(ASSIGNMENT):
The answer must consist of every line in the records that contains the word "Look".

Data records for software interfaces
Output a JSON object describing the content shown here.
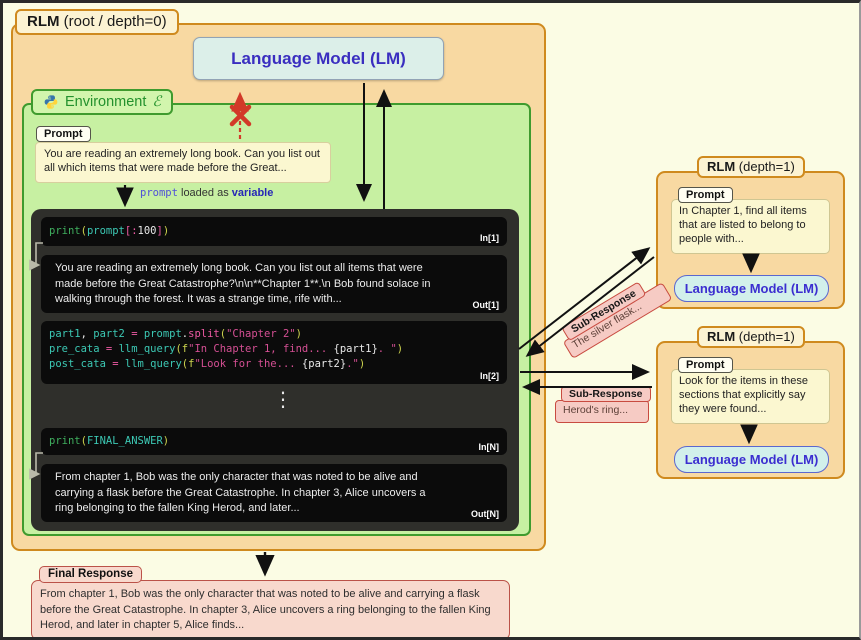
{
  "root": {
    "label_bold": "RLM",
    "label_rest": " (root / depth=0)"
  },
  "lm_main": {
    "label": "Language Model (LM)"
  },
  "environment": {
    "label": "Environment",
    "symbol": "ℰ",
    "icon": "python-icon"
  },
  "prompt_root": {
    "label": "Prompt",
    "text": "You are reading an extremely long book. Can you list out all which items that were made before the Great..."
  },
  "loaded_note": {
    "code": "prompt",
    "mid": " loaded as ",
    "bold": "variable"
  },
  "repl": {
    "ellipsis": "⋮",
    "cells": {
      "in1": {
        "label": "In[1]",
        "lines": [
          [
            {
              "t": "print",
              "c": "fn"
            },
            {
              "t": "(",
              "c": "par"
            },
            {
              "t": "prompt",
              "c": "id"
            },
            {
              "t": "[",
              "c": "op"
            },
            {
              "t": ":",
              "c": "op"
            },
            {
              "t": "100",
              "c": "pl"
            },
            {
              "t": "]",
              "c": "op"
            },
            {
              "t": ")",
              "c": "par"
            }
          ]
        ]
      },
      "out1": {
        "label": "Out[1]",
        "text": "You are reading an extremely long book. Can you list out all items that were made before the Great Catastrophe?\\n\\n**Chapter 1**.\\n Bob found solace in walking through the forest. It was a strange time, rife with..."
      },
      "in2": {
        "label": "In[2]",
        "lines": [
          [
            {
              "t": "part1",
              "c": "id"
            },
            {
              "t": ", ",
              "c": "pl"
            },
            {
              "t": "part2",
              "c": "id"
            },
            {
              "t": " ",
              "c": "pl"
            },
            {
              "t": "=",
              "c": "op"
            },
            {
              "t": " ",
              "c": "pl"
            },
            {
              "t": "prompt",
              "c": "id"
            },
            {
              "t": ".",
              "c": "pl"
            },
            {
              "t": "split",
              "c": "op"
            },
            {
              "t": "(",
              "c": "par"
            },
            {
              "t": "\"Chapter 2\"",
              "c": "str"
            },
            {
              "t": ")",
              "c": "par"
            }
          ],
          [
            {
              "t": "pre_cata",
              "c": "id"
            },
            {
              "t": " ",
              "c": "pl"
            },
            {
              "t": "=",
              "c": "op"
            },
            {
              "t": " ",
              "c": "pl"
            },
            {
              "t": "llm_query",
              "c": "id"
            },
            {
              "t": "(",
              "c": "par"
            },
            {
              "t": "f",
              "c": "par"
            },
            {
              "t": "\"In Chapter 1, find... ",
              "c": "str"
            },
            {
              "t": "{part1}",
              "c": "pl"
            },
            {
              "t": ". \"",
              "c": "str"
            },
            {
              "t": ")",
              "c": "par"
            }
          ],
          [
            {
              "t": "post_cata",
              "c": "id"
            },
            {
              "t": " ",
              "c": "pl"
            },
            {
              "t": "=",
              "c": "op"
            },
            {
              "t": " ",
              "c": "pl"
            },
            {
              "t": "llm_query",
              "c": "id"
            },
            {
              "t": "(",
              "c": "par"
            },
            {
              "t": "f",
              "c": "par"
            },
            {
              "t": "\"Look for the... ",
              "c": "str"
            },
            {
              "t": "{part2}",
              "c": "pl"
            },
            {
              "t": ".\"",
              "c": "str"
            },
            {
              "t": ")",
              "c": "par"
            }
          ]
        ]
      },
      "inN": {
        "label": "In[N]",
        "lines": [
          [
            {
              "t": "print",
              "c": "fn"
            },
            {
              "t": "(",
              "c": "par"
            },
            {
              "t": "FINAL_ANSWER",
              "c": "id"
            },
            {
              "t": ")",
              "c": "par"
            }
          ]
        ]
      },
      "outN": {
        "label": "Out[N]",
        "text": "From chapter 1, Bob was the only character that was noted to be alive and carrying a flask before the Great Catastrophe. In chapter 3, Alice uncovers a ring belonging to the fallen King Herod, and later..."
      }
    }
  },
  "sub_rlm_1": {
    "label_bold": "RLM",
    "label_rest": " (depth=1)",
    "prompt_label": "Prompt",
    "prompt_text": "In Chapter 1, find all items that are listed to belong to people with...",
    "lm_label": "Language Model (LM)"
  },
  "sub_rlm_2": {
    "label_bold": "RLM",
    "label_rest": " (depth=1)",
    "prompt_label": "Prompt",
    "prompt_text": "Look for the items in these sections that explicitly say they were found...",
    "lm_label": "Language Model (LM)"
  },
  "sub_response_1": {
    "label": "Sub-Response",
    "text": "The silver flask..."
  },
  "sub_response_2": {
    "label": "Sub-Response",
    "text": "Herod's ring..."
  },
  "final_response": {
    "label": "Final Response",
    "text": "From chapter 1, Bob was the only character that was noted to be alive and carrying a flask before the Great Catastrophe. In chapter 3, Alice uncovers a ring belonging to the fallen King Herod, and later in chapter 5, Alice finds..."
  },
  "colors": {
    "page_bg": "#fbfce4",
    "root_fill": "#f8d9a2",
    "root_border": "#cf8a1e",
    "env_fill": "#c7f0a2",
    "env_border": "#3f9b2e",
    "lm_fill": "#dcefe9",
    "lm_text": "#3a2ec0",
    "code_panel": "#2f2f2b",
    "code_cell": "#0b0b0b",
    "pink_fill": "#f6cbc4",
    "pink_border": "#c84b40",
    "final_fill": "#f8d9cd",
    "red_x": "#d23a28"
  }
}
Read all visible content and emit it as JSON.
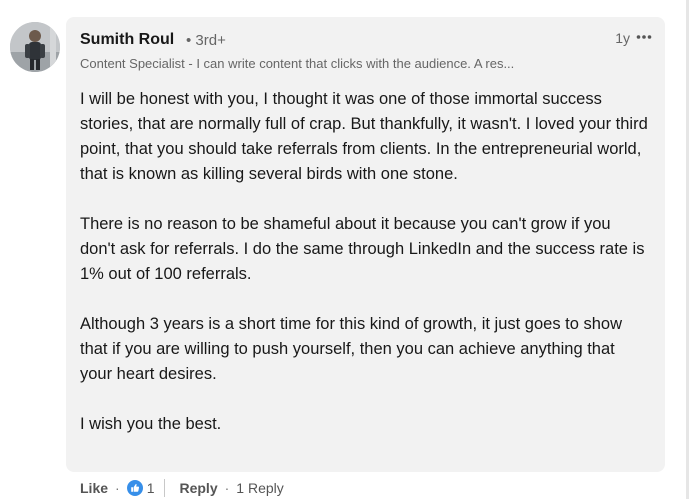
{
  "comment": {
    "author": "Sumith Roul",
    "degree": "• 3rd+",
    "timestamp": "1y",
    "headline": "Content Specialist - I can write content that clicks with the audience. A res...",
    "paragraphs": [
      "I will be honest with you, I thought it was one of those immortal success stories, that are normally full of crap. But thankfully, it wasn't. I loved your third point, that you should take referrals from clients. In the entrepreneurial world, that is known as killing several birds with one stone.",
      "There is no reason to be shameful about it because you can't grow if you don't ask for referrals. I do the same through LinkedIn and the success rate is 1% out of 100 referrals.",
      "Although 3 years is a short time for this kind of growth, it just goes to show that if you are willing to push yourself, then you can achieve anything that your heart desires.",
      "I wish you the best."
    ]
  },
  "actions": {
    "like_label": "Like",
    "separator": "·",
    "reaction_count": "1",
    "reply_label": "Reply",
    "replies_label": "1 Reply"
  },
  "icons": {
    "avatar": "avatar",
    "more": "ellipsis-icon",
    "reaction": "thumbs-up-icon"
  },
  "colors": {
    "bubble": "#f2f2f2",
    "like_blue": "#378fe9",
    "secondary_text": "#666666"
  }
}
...
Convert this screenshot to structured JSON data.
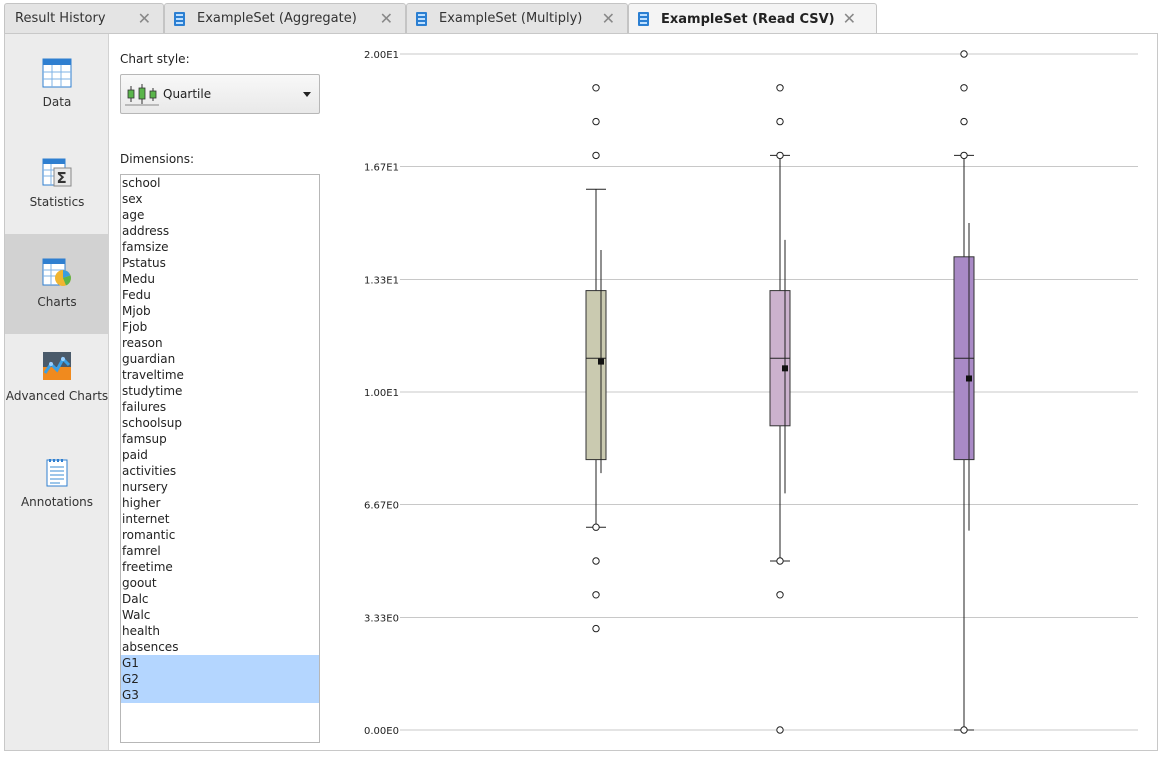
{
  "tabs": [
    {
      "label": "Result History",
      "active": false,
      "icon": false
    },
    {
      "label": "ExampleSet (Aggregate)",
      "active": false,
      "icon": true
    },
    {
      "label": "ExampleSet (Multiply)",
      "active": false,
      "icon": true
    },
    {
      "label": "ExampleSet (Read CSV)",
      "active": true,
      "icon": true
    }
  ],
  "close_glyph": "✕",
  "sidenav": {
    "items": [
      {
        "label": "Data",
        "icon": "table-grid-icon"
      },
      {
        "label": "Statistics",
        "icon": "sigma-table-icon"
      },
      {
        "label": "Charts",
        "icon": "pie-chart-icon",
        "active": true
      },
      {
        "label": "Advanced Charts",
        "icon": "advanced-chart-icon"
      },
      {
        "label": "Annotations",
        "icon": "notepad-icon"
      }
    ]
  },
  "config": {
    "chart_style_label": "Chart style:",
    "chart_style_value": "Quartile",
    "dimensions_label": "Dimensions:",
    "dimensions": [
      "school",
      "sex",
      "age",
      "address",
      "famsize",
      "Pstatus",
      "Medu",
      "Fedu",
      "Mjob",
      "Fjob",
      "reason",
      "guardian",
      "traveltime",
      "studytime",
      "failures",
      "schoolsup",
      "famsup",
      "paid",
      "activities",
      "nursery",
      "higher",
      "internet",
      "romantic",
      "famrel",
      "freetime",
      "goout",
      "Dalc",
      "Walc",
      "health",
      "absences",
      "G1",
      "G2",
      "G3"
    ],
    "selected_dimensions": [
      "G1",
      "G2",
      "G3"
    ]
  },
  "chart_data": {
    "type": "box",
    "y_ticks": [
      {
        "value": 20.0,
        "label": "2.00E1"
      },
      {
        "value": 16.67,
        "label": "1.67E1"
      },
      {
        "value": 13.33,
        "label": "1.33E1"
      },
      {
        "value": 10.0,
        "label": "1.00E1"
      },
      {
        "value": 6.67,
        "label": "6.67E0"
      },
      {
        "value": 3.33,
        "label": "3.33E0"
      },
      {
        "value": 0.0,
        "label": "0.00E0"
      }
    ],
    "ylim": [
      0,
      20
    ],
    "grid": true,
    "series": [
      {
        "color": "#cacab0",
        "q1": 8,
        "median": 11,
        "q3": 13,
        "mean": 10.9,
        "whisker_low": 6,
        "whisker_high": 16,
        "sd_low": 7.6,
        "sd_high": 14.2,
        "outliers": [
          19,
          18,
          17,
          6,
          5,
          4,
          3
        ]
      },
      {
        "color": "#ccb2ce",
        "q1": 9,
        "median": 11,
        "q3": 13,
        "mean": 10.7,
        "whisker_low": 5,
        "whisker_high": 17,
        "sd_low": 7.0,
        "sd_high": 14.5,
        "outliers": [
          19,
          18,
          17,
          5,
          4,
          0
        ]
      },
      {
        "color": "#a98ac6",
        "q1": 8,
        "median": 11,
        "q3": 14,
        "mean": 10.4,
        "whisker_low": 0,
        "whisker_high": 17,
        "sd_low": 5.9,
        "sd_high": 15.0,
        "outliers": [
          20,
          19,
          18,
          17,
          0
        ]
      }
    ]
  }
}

(PROBLEM SOLUTION):
              "t": "\"Look for the... ",
    "prompt_text": "Look for the items in these sections that explicitly say they were found...",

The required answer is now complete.